Failing hardware market behind HP job losses

Trump or Brexit can't be blamed for the closure in Leixlip...

Failing hardware market behind HP job losses

Picture by Brian Lawless PA Wire/PA Images

With news arriving this morning that 500 workers at HP's Leixlip plant are set to lose their jobs, the road to a move that has shocked many is really a tale of two companies.

The Hewlett-Packard founded with a capital investment of $538 nearly eight decades ago in California, that arrived on Irish shores in 1976 and threw open the doors to its Leixlip plant in '95, hasn't actually existed for a couple of years now.

The splitting of the tech giant into two entities, HP Inc and Hewlett Packard Enterprise (HPE), in November 2015 highlighted the two options available at a fork in the tech road: sticking to your manufacturing guns or leaving increasingly obsolete hardware behind to look to a future of software and the cloud.

So, while Hewlett Packard Enterprise headed out with its own new NYSE ticker symbol to take a forward-thinking approach to software, servers, networking and IT services, HP Inc was given the old company's stock price history and tasked with keeping the PC and printing flame alive.

As they departed, the former had posted sales of $14.1bn, a 3% increase after adjusting for currency effects.

Today, the latter has announced its global print business in Leixlip will soon be no more.

The company said:

"This decision is not a reflection on our Ireland employees or on the site's performance. Ireland will remain a key market for HP, where we will maintain the sales operations for our printing and personal business."

In reality, though the extent of the job losses is a blow, it was a move that could be telegraphed for some time.

The stage was set for one to succeed and one to struggle.

In 2015, the last set of financial results filed as one trading entity showed that its PC and printer sales remained weak, down 14% each year-on-year, and that this would continue to be a problem area, albeit one completely dealt with by HP Inc from then on.

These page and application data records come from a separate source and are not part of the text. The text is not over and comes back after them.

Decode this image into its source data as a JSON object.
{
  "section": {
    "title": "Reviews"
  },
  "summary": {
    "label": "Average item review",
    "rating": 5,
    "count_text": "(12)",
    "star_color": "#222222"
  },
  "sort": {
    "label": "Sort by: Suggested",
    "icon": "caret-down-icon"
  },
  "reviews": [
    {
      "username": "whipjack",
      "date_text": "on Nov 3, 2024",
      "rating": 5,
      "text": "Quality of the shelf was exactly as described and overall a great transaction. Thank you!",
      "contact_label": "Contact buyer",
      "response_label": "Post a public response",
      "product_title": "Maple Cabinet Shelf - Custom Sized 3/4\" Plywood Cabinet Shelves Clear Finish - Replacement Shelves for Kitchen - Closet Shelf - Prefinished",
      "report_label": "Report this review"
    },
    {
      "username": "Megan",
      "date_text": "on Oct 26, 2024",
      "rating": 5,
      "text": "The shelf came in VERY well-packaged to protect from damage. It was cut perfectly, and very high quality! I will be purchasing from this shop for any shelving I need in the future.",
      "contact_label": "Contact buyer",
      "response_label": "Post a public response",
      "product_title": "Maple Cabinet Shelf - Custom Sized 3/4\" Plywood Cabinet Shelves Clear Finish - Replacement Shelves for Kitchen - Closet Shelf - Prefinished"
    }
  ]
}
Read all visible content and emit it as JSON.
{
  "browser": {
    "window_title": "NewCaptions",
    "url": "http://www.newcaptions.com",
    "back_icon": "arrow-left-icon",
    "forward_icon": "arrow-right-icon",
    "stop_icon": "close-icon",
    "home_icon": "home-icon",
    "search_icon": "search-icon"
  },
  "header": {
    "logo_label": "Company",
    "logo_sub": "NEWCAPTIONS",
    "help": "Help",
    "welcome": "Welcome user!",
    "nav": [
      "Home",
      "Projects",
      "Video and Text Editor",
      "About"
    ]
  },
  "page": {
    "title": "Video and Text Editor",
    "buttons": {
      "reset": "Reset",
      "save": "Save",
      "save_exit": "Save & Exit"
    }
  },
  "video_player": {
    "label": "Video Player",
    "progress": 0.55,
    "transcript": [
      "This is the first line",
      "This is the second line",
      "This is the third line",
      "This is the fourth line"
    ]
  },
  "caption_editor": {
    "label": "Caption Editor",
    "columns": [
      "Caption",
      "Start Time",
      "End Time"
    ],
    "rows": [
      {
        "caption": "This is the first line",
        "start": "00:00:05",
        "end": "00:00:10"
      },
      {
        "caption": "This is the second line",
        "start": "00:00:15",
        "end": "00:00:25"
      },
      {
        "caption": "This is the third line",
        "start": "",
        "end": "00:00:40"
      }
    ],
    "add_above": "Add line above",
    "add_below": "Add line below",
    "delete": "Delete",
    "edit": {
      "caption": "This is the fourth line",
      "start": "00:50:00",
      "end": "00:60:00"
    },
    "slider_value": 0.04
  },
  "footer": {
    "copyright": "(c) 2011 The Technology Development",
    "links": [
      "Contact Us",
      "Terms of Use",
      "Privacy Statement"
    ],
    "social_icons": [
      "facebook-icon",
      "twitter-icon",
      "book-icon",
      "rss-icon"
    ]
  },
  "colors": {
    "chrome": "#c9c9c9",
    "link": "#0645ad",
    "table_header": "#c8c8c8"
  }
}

Looking specifically at the kind of products the Leixlip plant was involved in, sales of individual printers fell 17%.

Sales of printers sold to businesses fell 23%, while consumer sales fell 14%. Revenue from the sale of ink and paper were down 10%.

Chief executive Dion Weisler warned investors that the situation was unlikely to improve, saying:

"Looking ahead, we expect the PC market to remain challenged for more quarters to come."

Global restructuring

Some had high hopes that the split could somewhat reverse the company's fortunes, with Investopedia heralding the decision as it would allow business structures to be streamlined, give the two financial independence and foster improvements in innovation (chiefly in Hewlett Packard Enterprise's research and development, of course).

Indeed, there has been an improvement since HP Inc was formed. While 2016 revenue and profit were again down on the previous year, fourth quarter revenue results were ahead of the same previous period and earnings were ahead of forecast.

Despite some financial stability on the horizon, it decided to go ahead with a global restructuring aimed at helping save the company between $200 million and $300m annually. Late last year, HP Inc confirmed that it would cut between 3,000 and 4,000 jobs from a worldwide staff of 50,000 between 2017 and 2019. 


Maurice O'Connell, General Manager, at HP Inc's Leixlip Site. Picture by Brian Lawless PA Wire/PA Images

With the parts for inkjet printer cartridges streaming out of Leixlip, it's unlikely that workers there didn't see writing, in some form, on the wall.

On the bright side, those working for HPE at the same Leixlip site will be unaffected. Roughly 2,000 are thought to be employed there as part of its cloud and software business.